Monday, June 23, 2008


Tomorrow is the day, 6 years ago, that my son Seth died. He was twenty-five. I still cry every day. I can now weed the garden or do the laundry while I cry; you learn what you have to learn. But I would do anything to bring him back, to let him have the rest of his life.
Anything.

12 comments:

azang said...

I've attended one of your workshops at the SCBWI LA conference. The next year, I was looking forward to another workshop of yours when we were told why you weren't attending that year. My heart broke for you, I'm so sorry. Please, know that I send you my very best wishes. I have two sons, I'm going to go and give them extra hugs.
Warmly,
Angela

Ruth McNally Barshaw said...

When looking back on the painful effects of loss on the loved ones' survivors, the most sense I can make of anything is this: the world keeps turning, whether you want it to or not. The world is oblivious, but not necessarily uncaring, to the deep pain so many go through.
Most people will know significant loss at some point in their lives, but most won't lose a son or daughter.
You've been forced to take the hardest path there is, in the whole world, I believe. I want to believe you'll be rewarded in equal measure, but I am not sure my faith is that strong.

I'm so sorry for your loss.

Just remember that many understand.
And while the pain doesn't really ease, you get used to it. It doesn't stab quite as deep, in time -- but it might be a long time.
It's good that you put him in your stories. That's a loving and fitting tribute.

janni said...

Hugs, Kathleen. I'll be thinking about you and Seth this week, and sending what good thoughts I can your way.

kathleen duey said...

Thank you all so much. It is a very hard thing, and it's nice when people care. Janni, you are a peach. I wish you could have known Seth. He wrote some interesting poetry.

Ruth, I can't figure anything out when it comes to the unfairness of life. I am all right, more or less. Anne Lamott says you learn to dance with the limp. That's how it feels for me.


Yes, please Angela, do give your kids more kisses and hugs. One of the most consoling things for me was to know that I didn't have any unsettled issues with my son. We were close and always talked easily about our feelings--and everything else.
thank you allfor writing me....
k

janni said...

I very much wish I could have known Seth, too.

kathleen duey said...

You would have liked him. He was sunny.

sally apokedak said...

How sad. I'm sorry for you.

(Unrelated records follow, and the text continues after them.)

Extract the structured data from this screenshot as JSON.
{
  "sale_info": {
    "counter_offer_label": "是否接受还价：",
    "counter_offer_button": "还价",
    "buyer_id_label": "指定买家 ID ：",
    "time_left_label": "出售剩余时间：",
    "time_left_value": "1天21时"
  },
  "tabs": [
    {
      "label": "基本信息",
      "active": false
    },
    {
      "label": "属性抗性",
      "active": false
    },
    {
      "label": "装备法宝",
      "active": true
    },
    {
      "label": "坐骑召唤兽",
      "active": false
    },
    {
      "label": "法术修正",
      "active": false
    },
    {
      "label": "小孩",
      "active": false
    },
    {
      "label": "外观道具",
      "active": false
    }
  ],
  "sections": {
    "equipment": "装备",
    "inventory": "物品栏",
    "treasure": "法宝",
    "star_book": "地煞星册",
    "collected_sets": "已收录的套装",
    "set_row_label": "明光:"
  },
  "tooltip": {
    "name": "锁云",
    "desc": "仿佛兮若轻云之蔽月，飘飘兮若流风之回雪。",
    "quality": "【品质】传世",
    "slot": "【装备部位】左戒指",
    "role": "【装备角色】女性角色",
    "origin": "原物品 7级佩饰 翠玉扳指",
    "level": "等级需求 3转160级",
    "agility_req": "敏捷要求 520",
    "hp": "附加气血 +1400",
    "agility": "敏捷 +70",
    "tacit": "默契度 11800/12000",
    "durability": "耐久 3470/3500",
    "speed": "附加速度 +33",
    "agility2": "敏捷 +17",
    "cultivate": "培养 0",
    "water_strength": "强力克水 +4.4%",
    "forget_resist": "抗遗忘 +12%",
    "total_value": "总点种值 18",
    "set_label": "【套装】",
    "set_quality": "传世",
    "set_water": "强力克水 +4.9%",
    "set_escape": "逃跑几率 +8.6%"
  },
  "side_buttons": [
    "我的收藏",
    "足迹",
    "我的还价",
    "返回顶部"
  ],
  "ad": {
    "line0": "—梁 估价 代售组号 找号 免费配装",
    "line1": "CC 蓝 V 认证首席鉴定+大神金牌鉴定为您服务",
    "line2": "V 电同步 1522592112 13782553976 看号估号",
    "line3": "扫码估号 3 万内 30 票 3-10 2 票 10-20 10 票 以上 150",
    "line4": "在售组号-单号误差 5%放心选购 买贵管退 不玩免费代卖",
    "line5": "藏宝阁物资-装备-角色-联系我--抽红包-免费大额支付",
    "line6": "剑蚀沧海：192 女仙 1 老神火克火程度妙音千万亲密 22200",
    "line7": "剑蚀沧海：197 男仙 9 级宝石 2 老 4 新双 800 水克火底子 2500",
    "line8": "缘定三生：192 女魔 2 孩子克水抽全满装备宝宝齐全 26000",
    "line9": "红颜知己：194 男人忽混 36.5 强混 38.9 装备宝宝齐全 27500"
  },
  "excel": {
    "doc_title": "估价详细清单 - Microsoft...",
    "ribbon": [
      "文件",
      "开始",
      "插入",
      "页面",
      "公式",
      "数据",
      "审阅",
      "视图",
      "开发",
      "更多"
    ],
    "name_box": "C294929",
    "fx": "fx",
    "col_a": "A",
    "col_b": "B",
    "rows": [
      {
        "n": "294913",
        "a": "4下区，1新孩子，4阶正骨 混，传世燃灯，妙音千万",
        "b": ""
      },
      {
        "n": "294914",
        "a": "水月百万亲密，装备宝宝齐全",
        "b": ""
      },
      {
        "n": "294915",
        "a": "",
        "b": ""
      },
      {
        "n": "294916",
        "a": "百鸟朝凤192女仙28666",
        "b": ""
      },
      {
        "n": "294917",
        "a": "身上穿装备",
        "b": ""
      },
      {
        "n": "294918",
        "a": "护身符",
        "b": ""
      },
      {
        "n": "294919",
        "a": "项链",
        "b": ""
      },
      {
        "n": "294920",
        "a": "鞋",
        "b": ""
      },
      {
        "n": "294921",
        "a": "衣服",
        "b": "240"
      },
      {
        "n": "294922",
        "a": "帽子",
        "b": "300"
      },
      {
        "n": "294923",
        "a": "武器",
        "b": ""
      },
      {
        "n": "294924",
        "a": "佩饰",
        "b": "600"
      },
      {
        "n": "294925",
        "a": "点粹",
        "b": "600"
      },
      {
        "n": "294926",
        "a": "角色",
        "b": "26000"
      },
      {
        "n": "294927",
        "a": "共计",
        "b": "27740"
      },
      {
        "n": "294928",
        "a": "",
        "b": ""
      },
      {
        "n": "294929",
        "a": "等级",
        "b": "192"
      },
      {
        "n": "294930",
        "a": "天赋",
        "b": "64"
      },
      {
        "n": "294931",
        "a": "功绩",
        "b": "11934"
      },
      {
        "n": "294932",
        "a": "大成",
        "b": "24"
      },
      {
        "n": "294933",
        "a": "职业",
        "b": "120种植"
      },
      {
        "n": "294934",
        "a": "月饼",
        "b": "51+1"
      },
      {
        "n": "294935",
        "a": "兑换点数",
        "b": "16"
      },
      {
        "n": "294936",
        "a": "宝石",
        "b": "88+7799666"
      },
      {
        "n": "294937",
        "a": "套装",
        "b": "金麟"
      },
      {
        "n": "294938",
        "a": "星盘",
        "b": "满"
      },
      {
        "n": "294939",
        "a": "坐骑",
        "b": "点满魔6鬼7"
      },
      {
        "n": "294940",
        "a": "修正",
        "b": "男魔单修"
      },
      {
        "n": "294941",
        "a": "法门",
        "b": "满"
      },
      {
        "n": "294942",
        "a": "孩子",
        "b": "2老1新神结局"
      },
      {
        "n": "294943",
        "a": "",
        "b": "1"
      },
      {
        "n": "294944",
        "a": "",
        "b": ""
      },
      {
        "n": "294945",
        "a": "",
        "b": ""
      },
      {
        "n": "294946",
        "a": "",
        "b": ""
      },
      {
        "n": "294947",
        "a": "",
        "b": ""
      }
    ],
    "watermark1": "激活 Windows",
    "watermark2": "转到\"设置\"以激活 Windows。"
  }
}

And yet, I suspect, it has made you a better writer. Not that anyone would make that trade--I just mean that it's good that instead of curling up and dying, you went on living and creating. That's a small blessing in the midst of agony.

My husband was a quadriplegic for 22 years before he died of colon cancer. He was a happy man and when I looked at him I was always amazed at how human beings are able to adapt to agony and go on "dancing with the limp" as you quoted.

kathleen duey said...

Sally,

It re-set my yardstick for what matters and what doesn't, that's certain. And I didn't crawl into a hole or take pills or hide. But I am changed.

I would love to have met your husband. I have a two friends who live in constant pain. I admire them for their fortitude, and their insistence on normalcy.
They amaze me.

It is an inspiration to me, what humans are capable of surviving.

thank you for writing.
k

Anonymous said...

Kathleen,

Anniversaries are hard, and so is the every dayness. Tears are expansive and they can't remain inside, so I think you are right to let them out every day. I cry every day because I only have half custody of my 4 year old, a torturous and joyous death and rebirth every few days. I am so sorry you miss your boy.

hugs and dancing,
Thalia

kathleen duey said...

Thalia,

That must be very hard. A child so young--the bond is so strong.

Rereading this little thread of comments--women are so sturdy. I sometimes think about the mothers in Iraq or the Sudan.I know the vast majority of them are coping: Feeding and protecting their kids, and making the household work somehow, some way.

k

Anonymous said...

i miss him so much ~ aissa

kathleen duey said...

Me,too, Aissa. Every day, every day, every day.

love,

k